Mutual fund managers struggle to stay ahead of their benchmark for very long, according to research from an S&P Global unit.
A small portion of U.S. stock funds that beat the S&P Composite 1500 in the three-year trailing period ending in 2016 continued to outperform through the end of last year, S&P Dow Jones Indices said in its most recent semiannual report on “fleeting alpha,” analyzing whether mutual funds from one three-year period continued to outperform thereafter. Just 12.9 percent of the 155 domestic equity funds that exceeded their benchmark in 2016 maintained their winning streak in each of the following three years.
“If I were a betting man, I would have higher chances of getting three consecutive heads on a flip of a coin,” Gaurav Sinha, the Americas head of research and design at S&P Dow Jones Indices, said Thursday in a phone interview. “My chances of success would be higher compared to the chances of me picking a fund that persists its performance for three consecutive years over its benchmark.”
Actively managed funds are more expensive than passive investment funds that merely track indexes — despite being unlikely to outperform over time.

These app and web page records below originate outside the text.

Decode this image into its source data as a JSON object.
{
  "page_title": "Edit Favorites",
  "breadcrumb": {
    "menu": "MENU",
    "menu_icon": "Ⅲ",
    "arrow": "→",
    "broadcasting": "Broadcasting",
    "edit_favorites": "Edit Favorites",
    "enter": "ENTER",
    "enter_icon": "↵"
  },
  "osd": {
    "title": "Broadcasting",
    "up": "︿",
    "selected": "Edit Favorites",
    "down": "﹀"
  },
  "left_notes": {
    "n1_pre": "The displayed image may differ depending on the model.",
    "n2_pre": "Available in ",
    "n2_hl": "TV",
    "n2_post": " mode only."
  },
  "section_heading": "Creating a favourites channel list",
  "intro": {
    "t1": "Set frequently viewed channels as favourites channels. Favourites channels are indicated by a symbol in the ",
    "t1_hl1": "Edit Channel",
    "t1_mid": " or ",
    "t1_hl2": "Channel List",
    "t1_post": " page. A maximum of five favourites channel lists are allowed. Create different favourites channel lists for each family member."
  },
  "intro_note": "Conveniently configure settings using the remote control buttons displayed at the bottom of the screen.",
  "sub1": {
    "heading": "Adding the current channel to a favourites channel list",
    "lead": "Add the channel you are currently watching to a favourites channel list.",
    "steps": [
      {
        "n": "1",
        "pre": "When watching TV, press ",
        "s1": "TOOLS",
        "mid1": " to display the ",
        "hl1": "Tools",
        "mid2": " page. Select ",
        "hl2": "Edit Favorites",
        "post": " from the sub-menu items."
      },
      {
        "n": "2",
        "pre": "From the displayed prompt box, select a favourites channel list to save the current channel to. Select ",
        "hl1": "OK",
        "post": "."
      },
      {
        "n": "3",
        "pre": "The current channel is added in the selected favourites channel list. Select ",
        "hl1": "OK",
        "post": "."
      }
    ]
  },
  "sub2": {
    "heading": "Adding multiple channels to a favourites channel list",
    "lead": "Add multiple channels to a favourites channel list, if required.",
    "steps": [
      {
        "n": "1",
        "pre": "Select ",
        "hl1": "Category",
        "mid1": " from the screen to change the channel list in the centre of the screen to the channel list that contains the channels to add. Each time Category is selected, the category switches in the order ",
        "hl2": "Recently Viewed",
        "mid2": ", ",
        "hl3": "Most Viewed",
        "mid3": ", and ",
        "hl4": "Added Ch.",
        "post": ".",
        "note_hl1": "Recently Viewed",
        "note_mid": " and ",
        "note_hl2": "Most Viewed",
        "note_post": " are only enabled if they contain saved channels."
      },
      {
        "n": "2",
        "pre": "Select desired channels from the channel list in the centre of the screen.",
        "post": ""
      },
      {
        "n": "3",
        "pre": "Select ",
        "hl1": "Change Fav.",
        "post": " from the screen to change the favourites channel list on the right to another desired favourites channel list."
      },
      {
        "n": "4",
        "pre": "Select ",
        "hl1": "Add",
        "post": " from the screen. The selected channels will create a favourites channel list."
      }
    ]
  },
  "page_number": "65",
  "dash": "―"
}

For its scorecard, S&P said it measured three-year annualized returns produced by funds on a net-of-fees basis.
The vast majority of domestic equity funds showed little persistence in outperformance — except for some small- and mid-cap managers, S&P said in the research report. “International equity funds, in general, did slightly better.”
Eight of the 18 domestic equity categories tracked by S&P had no funds that continued to outperform in each of three years following 2016. Funds that buy large-cap value stocks were among those particularly bad at persistently producing alpha, with none still beating their benchmark at the end of last year.
U.S. growth funds focused on mid-cap and small-cap stocks were bright spots in the scorecard, standing out for their alpha persistence.
Sixty-seven percent of mid-cap growth funds that had beaten their benchmarks in 2016 continued to outperform in 2019, the report shows, while half of the small-cap growth funds remained winners. Sinha cautioned, though, that a such small number of managers in each of those categories initially outperformed that it took relatively few examples of persistence to get to a high percentage of their success in 2019.
[II Deep Dive: Funds Saw Largest Ever Exodus in March, Morningstar Says]
As for international equity funds, thirty-one percent of small-cap managers kept their winning status for three years. That was the best-performing category among global funds, according to the report, which also revealed where managers struggled most.
“Emerging market funds did notably poorly, with no funds managing to repeat positive alpha after only the first two years,” S&P said.